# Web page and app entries
--
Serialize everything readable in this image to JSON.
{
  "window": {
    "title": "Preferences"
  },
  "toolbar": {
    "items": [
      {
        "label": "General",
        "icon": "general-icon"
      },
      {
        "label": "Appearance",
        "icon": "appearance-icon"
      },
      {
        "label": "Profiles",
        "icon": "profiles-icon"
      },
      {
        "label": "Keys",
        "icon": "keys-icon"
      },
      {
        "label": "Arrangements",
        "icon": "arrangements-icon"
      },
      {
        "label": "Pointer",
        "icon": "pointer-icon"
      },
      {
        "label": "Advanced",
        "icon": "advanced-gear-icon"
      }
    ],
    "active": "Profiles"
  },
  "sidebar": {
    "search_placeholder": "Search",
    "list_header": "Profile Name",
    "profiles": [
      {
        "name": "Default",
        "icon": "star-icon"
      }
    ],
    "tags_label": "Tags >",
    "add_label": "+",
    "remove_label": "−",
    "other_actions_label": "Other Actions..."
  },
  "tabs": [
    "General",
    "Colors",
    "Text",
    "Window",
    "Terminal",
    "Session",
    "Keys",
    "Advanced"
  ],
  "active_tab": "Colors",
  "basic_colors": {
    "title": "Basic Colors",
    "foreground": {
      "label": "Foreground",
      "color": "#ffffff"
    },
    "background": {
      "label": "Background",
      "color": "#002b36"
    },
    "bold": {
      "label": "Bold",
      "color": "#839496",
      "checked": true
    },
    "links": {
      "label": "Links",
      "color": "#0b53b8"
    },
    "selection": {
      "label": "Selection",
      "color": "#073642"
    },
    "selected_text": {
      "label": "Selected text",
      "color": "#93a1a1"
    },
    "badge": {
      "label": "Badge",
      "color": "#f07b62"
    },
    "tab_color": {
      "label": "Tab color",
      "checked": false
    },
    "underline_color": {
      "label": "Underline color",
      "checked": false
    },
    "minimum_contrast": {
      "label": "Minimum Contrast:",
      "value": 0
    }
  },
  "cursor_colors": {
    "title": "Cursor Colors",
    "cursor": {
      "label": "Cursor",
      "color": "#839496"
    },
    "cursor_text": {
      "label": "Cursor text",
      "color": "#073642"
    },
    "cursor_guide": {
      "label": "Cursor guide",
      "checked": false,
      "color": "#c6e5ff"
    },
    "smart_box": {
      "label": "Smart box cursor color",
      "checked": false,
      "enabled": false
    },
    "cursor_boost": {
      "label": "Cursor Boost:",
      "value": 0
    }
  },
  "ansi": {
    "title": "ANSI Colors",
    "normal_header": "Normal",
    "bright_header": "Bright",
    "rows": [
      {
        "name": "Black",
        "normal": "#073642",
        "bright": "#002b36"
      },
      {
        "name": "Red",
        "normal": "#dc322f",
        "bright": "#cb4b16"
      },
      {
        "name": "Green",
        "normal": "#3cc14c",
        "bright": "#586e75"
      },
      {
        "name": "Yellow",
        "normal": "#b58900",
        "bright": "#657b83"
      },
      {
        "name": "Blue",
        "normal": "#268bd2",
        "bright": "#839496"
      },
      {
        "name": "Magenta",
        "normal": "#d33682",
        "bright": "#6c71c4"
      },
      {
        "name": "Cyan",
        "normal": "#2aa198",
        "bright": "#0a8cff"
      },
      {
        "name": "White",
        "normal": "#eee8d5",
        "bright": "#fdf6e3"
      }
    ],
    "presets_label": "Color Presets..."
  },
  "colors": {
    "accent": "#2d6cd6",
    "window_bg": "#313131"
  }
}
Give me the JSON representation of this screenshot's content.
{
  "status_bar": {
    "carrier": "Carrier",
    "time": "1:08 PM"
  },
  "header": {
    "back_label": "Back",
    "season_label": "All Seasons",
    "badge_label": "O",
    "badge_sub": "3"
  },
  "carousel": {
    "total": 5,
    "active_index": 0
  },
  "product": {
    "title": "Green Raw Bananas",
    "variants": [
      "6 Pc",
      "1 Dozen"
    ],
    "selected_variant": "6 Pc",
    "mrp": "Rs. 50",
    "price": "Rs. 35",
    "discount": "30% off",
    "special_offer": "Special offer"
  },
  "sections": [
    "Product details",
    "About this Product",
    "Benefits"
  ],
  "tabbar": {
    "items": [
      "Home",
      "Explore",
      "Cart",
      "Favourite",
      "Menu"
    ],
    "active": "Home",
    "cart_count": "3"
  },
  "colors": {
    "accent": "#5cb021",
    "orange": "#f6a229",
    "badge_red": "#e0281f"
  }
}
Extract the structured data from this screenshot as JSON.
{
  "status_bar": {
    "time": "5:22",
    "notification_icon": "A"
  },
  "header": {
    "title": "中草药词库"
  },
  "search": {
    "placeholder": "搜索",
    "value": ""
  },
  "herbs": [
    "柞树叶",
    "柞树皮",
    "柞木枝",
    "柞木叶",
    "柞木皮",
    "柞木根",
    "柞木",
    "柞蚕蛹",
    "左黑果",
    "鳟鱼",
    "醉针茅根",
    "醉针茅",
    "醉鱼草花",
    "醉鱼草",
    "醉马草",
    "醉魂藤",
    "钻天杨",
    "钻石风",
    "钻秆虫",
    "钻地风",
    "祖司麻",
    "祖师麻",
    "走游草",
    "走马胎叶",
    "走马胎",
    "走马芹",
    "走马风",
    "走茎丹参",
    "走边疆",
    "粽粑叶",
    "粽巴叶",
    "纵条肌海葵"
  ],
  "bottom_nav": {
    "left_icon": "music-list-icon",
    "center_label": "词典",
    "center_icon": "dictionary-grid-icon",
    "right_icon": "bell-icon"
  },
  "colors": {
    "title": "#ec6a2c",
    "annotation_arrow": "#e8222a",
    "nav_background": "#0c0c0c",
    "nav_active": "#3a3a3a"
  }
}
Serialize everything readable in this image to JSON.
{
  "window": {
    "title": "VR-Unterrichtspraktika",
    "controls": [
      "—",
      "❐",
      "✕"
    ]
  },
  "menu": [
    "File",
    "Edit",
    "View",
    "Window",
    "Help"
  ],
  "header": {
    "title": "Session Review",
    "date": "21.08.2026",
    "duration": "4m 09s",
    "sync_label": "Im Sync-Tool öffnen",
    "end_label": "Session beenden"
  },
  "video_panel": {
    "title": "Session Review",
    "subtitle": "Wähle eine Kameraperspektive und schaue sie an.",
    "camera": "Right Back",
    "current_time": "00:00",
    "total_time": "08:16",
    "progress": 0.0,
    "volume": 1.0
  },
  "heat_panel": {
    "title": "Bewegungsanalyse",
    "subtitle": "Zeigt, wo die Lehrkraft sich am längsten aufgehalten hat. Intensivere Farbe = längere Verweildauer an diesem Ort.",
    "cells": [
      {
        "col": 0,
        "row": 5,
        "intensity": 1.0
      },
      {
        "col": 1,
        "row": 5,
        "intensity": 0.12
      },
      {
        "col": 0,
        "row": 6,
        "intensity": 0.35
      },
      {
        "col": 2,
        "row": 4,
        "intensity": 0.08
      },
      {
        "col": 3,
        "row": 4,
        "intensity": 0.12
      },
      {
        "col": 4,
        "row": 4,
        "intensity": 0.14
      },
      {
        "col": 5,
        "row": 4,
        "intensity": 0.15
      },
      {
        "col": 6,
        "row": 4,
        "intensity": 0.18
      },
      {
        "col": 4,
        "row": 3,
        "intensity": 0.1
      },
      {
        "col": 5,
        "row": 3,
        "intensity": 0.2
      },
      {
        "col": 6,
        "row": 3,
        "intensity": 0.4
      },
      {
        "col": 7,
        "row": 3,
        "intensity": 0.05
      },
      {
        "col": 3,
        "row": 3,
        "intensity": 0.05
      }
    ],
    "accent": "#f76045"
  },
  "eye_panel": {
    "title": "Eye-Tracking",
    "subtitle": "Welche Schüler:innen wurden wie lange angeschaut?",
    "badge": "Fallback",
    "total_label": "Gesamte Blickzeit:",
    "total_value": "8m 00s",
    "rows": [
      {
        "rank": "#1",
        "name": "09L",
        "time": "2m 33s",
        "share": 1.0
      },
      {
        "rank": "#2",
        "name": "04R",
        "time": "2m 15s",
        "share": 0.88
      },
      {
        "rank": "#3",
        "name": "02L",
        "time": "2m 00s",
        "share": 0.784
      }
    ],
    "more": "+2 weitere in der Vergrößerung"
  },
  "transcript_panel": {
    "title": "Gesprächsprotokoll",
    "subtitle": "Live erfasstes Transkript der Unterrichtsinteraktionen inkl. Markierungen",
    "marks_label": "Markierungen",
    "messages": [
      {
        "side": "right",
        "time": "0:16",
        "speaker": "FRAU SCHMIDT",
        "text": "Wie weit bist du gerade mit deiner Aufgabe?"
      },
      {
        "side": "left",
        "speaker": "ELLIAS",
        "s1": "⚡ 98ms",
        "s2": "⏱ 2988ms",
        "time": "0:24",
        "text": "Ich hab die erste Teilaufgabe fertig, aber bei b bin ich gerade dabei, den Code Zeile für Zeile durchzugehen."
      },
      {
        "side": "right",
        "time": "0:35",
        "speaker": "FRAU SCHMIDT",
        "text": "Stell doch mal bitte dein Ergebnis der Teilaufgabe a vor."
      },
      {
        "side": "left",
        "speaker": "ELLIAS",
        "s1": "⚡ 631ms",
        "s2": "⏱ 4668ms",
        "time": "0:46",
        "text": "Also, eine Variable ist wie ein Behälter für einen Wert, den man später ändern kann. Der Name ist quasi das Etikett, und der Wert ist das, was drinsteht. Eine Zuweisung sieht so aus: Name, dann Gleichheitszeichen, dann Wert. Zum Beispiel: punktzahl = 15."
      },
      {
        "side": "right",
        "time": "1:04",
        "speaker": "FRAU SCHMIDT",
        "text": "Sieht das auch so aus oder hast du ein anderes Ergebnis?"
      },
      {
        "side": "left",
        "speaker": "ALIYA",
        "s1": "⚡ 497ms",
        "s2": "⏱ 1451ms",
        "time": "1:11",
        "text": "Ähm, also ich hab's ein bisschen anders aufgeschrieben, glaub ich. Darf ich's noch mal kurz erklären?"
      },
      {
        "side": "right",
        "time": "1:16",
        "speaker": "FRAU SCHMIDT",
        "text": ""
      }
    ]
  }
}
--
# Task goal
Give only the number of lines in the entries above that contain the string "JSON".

# Result of the task
4